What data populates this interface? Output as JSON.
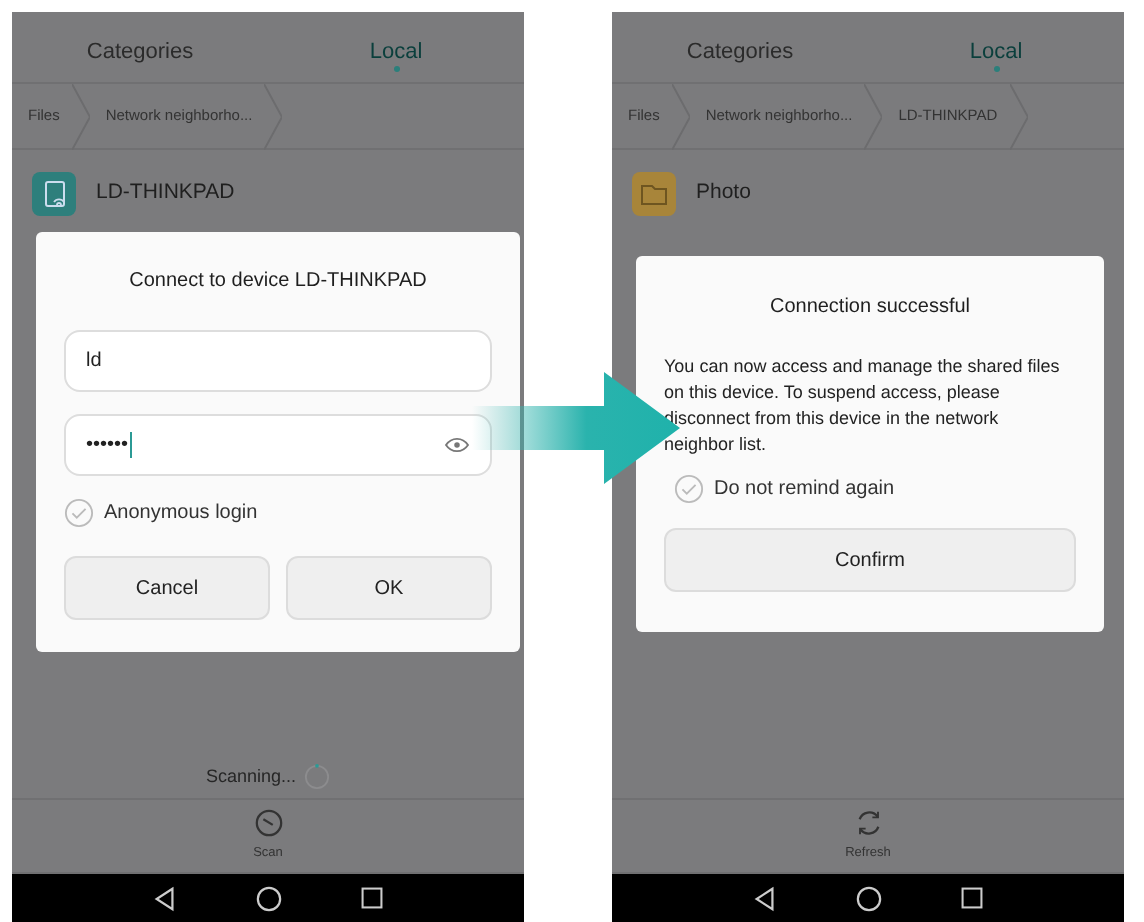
{
  "screens": [
    {
      "tabs": [
        {
          "label": "Categories",
          "selected": false
        },
        {
          "label": "Local",
          "selected": true
        }
      ],
      "breadcrumb": [
        "Files",
        "Network neighborho..."
      ],
      "items": [
        {
          "name": "LD-THINKPAD",
          "kind": "device"
        }
      ],
      "status": "Scanning...",
      "toolbar_action": {
        "label": "Scan",
        "kind": "scan"
      },
      "dialog": {
        "kind": "login",
        "title": "Connect to device LD-THINKPAD",
        "username": "ld",
        "password_mask": "••••••",
        "option": {
          "label": "Anonymous login",
          "checked": false
        },
        "buttons": [
          "Cancel",
          "OK"
        ]
      }
    },
    {
      "tabs": [
        {
          "label": "Categories",
          "selected": false
        },
        {
          "label": "Local",
          "selected": true
        }
      ],
      "breadcrumb": [
        "Files",
        "Network neighborho...",
        "LD-THINKPAD"
      ],
      "items": [
        {
          "name": "Photo",
          "kind": "folder"
        }
      ],
      "toolbar_action": {
        "label": "Refresh",
        "kind": "refresh"
      },
      "dialog": {
        "kind": "message",
        "title": "Connection successful",
        "message": "You can now access and manage the shared files on this device. To suspend access, please disconnect from this device in the network neighbor list.",
        "option": {
          "label": "Do not remind again",
          "checked": false
        },
        "buttons": [
          "Confirm"
        ]
      }
    }
  ]
}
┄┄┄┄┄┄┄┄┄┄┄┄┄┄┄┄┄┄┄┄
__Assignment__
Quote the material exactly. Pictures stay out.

__Task answer__
What data populates this interface? Output as JSON.
{
  "screens": [
    {
      "tabs": [
        {
          "label": "Categories",
          "selected": false
        },
        {
          "label": "Local",
          "selected": true
        }
      ],
      "breadcrumb": [
        "Files",
        "Network neighborho..."
      ],
      "items": [
        {
          "name": "LD-THINKPAD",
          "kind": "device"
        }
      ],
      "status": "Scanning...",
      "toolbar_action": {
        "label": "Scan",
        "kind": "scan"
      },
      "dialog": {
        "kind": "login",
        "title": "Connect to device LD-THINKPAD",
        "username": "ld",
        "password_mask": "••••••",
        "option": {
          "label": "Anonymous login",
          "checked": false
        },
        "buttons": [
          "Cancel",
          "OK"
        ]
      }
    },
    {
      "tabs": [
        {
          "label": "Categories",
          "selected": false
        },
        {
          "label": "Local",
          "selected": true
        }
      ],
      "breadcrumb": [
        "Files",
        "Network neighborho...",
        "LD-THINKPAD"
      ],
      "items": [
        {
          "name": "Photo",
          "kind": "folder"
        }
      ],
      "toolbar_action": {
        "label": "Refresh",
        "kind": "refresh"
      },
      "dialog": {
        "kind": "message",
        "title": "Connection successful",
        "message": "You can now access and manage the shared files on this device. To suspend access, please disconnect from this device in the network neighbor list.",
        "option": {
          "label": "Do not remind again",
          "checked": false
        },
        "buttons": [
          "Confirm"
        ]
      }
    }
  ]
}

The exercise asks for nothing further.